§ WORK INSTRUCTION
Collect from the data below each line with "have".

§ THE INPUT

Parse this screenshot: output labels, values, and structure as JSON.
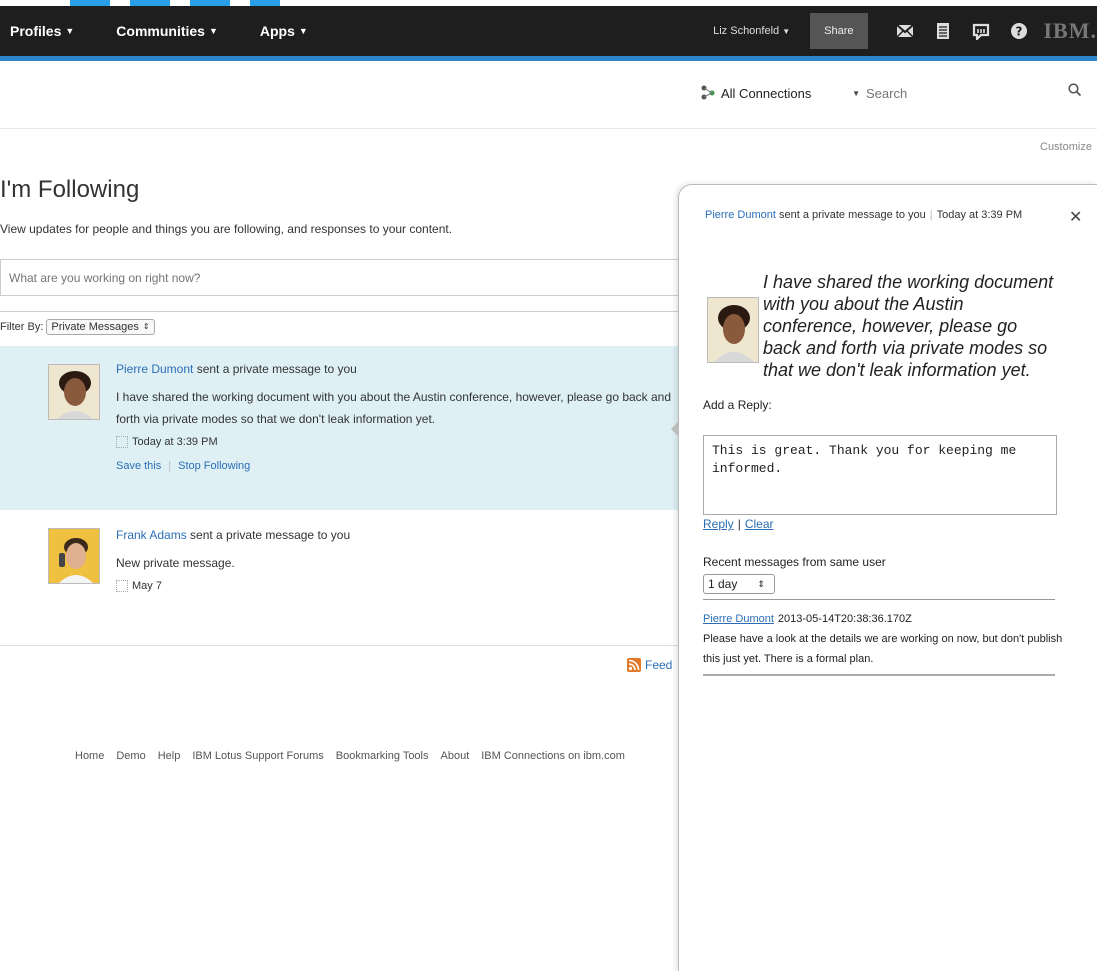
{
  "navbar": {
    "items": [
      {
        "label": "Profiles"
      },
      {
        "label": "Communities"
      },
      {
        "label": "Apps"
      }
    ],
    "user_name": "Liz Schonfeld",
    "share_label": "Share",
    "logo_text": "IBM."
  },
  "search": {
    "scope": "All Connections",
    "placeholder": "Search"
  },
  "customize_label": "Customize",
  "page": {
    "title": "I'm Following",
    "description": "View updates for people and things you are following, and responses to your content.",
    "status_placeholder": "What are you working on right now?",
    "filter_label": "Filter By:",
    "filter_value": "Private Messages"
  },
  "stories": [
    {
      "author": "Pierre Dumont",
      "action": " sent a private message to you",
      "text": "I have shared the working document with you about the Austin conference, however, please go back and forth via private modes so that we don't leak information yet.",
      "time": "Today at 3:39 PM",
      "save_label": "Save this",
      "stop_label": "Stop Following"
    },
    {
      "author": "Frank Adams",
      "action": " sent a private message to you",
      "text": "New private message.",
      "time": "May 7"
    }
  ],
  "feed_label": "Feed",
  "footer": [
    "Home",
    "Demo",
    "Help",
    "IBM Lotus Support Forums",
    "Bookmarking Tools",
    "About",
    "IBM Connections on ibm.com"
  ],
  "panel": {
    "author": "Pierre Dumont",
    "action": " sent a private message to you",
    "time": "Today at 3:39 PM",
    "quote": "I have shared the working document with you about the Austin conference, however, please go back and forth via private modes so that we don't leak information yet.",
    "reply_label": "Add a Reply:",
    "reply_value": "This is great. Thank you for keeping me informed.",
    "reply_button": "Reply",
    "clear_button": "Clear",
    "recent_label": "Recent messages from same user",
    "range_value": "1 day",
    "recent": {
      "author": "Pierre Dumont",
      "timestamp": "2013-05-14T20:38:36.170Z",
      "text": "Please have a look at the details we are working on now, but don't publish this just yet. There is a formal plan."
    }
  },
  "colors": {
    "navbar": "#1e1e1e",
    "accent_rule": "#2a86c8",
    "link": "#2a6fb6",
    "selected_story": "#dff0f4"
  }
}
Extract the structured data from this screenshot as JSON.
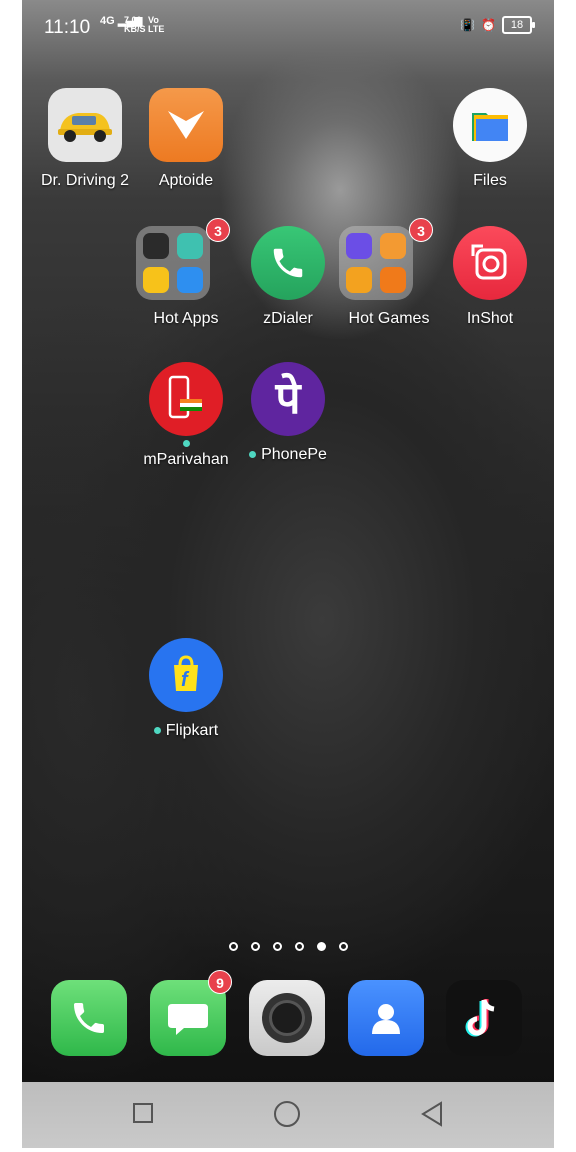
{
  "status_bar": {
    "time": "11:10",
    "signal": "4G",
    "data_rate_value": "7.00",
    "data_rate_unit": "KB/S",
    "volte_top": "Vo",
    "volte_bottom": "LTE",
    "battery": "18"
  },
  "home_apps": [
    {
      "label": "Dr. Driving 2"
    },
    {
      "label": "Aptoide"
    },
    {
      "label": "Files"
    },
    {
      "label": "Hot Apps",
      "badge": "3"
    },
    {
      "label": "zDialer"
    },
    {
      "label": "Hot Games",
      "badge": "3"
    },
    {
      "label": "InShot"
    },
    {
      "label": "mParivahan"
    },
    {
      "label": "PhonePe"
    },
    {
      "label": "Flipkart"
    }
  ],
  "page_indicator": {
    "pages": 6,
    "active": 5
  },
  "dock": {
    "messages_badge": "9",
    "apps": [
      "phone-icon",
      "messages-icon",
      "camera-icon",
      "contacts-icon",
      "tiktok-icon"
    ]
  },
  "colors": {
    "badge": "#e8414c",
    "aptoide": "#f08a32",
    "zdialer": "#2db86c",
    "inshot": "#f0384a",
    "mparivahan": "#e01e26",
    "phonepe": "#5f259f",
    "flipkart": "#2874f0",
    "contacts": "#2f7cf6"
  }
}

§ OUTPUT FOR THIS TASK
      "text": "I have shared the working document with you about the Austin conference, however, please go back and forth via private modes so that we don't leak information yet.",
    "quote": "I have shared the working document with you about the Austin conference, however, please go back and forth via private modes so that we don't leak information yet.",
      "text": "Please have a look at the details we are working on now, but don't publish this just yet. There is a formal plan."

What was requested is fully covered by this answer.